The Alamo Drafthouse in Texas scrapped the screening because of "circumstances beyond our control," while the Ohio-based Capitol Theatre and the Plaza in Atlanta said their screenings were canceled by Paramount. Paramount declined to comment.
Sony said Wednesday it has no further plans to release "The Interview," but that has not stopped speculation that another company or maybe even Sony itself would aim for a smaller distribution sometime in the future.
Sony's capitulation could mean that more businesses will be targeted for cyberwarfare, security experts said, warning that many companies were ripe for attack.
"I fully expect to see more actions like this against film studios or other soft targets because they have not paid attention to cyber security for so long," said Jeffrey Carr, chief executive officer of Taia Global, a cyber security company.
Sony's embattled executives continued efforts to undo damage to their reputation wrought by the leaking of sensitive emails from the November attack.
Civil rights activist Reverend Al Sharpton met Thursday with Sony Pictures Co-Chairman Amy Pascal to discuss racially insensitive emails from her, included joking remarks related to Obama and his taste in movies.
But Sharpton stopped short of asking for her resignation.
"The jury is still out on where we go with Amy," Sharpton said. "We're not going to be satisfied until we see something concrete done."
While Rogen last week praised Pascal for having the courage to make the film, the long-time executive might be in a fight to keep her job because of that decision.
"If you look at some of the emails, you have to go back and research, and look at her discussions with the head of Sony overall in Japan.
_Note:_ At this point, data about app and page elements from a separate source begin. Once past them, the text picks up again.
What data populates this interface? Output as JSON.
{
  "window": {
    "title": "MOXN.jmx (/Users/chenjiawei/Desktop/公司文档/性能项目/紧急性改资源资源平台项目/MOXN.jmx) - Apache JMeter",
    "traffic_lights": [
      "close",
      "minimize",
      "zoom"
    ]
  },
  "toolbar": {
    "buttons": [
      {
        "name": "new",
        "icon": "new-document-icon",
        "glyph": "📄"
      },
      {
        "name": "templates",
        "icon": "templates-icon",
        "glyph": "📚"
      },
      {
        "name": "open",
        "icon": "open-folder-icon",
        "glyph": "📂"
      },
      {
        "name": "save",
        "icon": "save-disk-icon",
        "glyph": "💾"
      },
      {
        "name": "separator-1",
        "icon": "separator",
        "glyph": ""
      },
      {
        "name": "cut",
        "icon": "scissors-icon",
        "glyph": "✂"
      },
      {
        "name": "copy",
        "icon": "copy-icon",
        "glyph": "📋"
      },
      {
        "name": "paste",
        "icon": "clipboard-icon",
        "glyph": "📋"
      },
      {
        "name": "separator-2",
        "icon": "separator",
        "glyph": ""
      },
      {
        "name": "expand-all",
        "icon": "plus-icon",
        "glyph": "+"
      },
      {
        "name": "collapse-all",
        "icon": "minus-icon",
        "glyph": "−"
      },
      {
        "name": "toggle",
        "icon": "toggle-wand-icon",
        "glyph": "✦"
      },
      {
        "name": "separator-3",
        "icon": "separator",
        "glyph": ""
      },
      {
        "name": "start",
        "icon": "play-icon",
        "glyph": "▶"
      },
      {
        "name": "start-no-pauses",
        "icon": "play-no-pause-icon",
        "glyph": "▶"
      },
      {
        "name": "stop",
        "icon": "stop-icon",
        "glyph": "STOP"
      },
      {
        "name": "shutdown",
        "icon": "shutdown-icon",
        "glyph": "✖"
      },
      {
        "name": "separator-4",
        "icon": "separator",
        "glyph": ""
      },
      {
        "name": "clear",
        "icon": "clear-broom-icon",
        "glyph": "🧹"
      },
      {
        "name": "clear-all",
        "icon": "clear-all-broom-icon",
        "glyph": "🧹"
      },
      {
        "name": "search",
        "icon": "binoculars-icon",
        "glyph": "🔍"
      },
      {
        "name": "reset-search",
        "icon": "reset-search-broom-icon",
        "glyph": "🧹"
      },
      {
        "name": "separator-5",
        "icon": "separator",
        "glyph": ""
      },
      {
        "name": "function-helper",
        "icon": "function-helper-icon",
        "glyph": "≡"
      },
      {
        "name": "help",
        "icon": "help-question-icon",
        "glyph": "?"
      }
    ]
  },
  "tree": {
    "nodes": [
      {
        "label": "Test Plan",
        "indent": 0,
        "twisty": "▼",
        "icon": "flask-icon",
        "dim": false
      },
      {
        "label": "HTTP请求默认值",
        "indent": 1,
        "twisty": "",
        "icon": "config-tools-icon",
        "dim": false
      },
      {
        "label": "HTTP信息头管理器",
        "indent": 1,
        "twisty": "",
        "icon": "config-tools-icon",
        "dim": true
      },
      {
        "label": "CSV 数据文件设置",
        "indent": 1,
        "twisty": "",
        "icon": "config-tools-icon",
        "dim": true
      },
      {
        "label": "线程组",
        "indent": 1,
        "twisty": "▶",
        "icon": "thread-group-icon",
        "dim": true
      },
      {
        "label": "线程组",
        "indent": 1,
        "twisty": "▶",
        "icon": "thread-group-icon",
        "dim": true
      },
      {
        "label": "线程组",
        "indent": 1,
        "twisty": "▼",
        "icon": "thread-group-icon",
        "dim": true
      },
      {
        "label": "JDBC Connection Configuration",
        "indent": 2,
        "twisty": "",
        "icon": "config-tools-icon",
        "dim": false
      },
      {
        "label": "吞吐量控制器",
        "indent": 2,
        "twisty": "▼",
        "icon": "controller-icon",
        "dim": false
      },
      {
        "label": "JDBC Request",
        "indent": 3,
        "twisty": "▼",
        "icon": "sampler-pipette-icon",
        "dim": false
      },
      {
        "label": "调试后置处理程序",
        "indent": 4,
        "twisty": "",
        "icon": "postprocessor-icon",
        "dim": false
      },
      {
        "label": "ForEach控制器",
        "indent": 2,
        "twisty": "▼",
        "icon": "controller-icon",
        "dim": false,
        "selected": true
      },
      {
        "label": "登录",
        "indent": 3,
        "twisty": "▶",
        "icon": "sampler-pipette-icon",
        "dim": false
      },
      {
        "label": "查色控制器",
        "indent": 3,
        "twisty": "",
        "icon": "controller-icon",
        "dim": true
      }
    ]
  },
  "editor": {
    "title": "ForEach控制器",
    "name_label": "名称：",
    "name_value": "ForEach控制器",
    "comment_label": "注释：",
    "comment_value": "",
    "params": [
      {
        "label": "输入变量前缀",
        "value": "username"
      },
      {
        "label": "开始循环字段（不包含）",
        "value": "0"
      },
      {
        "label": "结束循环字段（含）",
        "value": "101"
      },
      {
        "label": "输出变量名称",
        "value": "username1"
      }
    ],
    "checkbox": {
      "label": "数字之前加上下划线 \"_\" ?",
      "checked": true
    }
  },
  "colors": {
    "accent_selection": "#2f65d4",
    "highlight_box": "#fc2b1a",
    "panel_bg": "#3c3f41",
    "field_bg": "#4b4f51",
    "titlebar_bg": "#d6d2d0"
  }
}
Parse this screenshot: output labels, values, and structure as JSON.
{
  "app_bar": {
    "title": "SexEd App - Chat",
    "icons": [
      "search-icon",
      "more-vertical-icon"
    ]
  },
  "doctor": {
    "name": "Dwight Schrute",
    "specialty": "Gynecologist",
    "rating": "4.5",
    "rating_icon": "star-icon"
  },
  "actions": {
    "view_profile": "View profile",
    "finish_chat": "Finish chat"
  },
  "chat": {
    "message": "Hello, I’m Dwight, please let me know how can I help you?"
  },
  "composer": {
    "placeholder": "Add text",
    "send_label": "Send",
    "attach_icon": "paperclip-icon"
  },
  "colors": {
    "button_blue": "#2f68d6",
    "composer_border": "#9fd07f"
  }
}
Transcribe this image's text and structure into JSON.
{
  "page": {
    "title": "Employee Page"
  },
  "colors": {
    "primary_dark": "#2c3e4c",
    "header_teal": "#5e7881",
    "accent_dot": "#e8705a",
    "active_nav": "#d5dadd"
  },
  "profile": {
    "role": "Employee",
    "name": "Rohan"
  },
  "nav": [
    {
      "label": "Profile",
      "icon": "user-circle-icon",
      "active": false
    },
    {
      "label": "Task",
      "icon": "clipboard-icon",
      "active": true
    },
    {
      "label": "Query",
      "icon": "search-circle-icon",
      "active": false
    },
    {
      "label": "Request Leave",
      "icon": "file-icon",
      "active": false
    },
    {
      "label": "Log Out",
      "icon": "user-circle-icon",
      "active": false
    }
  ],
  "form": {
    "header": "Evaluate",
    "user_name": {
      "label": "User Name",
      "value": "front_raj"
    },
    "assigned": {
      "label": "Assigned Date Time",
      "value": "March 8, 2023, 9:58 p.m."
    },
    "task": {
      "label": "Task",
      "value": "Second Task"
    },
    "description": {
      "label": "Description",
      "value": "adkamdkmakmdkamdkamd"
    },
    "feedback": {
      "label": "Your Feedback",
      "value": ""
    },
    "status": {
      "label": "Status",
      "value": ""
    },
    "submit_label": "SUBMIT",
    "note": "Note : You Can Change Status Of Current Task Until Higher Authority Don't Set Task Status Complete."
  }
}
They never wanted to make this movie in the first place," Mike Paul, crisis management consultant and president of Reputation Doctor LLC, told Reuters Insider.
Additional reporting by Michelle Nichols at the United Nations, Ritsuko Ando in Tokyo and Jim Finkle in Boston; Writing by Mary Milliken; Editing by Grant McCool and Lisa Shumaker